Robin Mason RIP
(I hope Robin's family and friends don't mind me posting this).
I was deeply saddened to hear that my colleague, Robin Mason, passed away today. It was Robin who brought me to the Institute of Educational Technology (from the Technology Faculty). Robin was a pioneer in e-learning, and fabulously well connected in the educational world – everyone knew, and liked, Robin. Like John Naughton, Robin was one of the big influences in my early academic career at the OU – I learnt from her how to tread the right balance between scholarly activity and practical application, and just plain have fun with new ideas.
Interestingly I was warned against working with Robin (and with John for that matter) because she was 'maverick' (yes, that was the term used). This seems to me now the highest accolade I could ever hope to achieve.
Really sad news. Robin influenced me hugely – not just through her writing / courses but because she gave me the feedback on my H807 ECA which helped give me the confidence I needed to change my career. I found her so approachable and I really valued the small amount of contact I had with her.
Robin is a great loss to the e-learning community and to many of us as individuals.
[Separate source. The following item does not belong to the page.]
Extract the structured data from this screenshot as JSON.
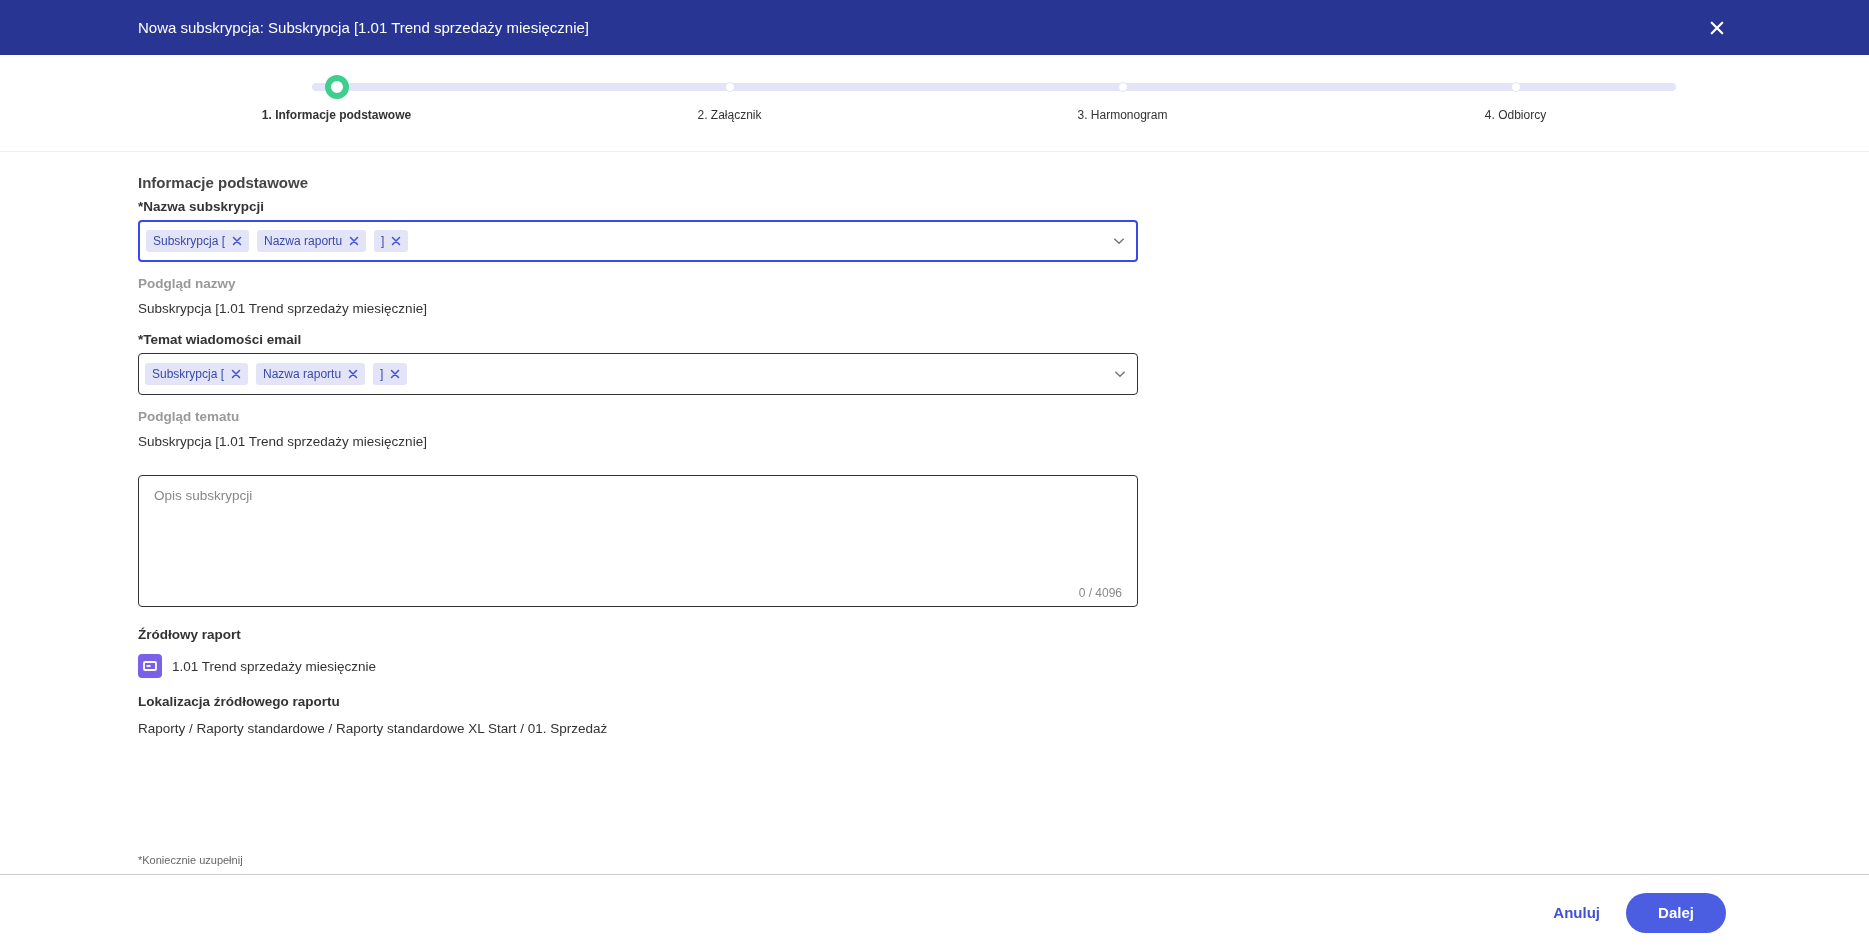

In particular I am very grateful to her for her patience when we collaborated on the JANUS project at the OU in the 1990s: she succeeded in getting at least the basics of evaluation into my techno-managerial head – I trust that some has lasted to this day. I also celebrate the way she kindly but relentlessly propelled me towards research outputs not just EU deliverables.
Very sad to hear of this – Robin was hugely important in reminding the online learning world that learning requires conversation, not just information passing. She influenced many people that followed her, and was always very kind in supporting others’ efforts.
Yes, I miss her! She was my PhD co-supervisor-at-a-distance, together with Nick Heap, and I remember how much I depended on monthly phone meetings from them, in what was otherwise a rather lonely three years. She taught me a lot, including how to write, and what to leave out, but perhaps most importantly the value of synchronous contact – and a bit of humanity – for sustaining distance students..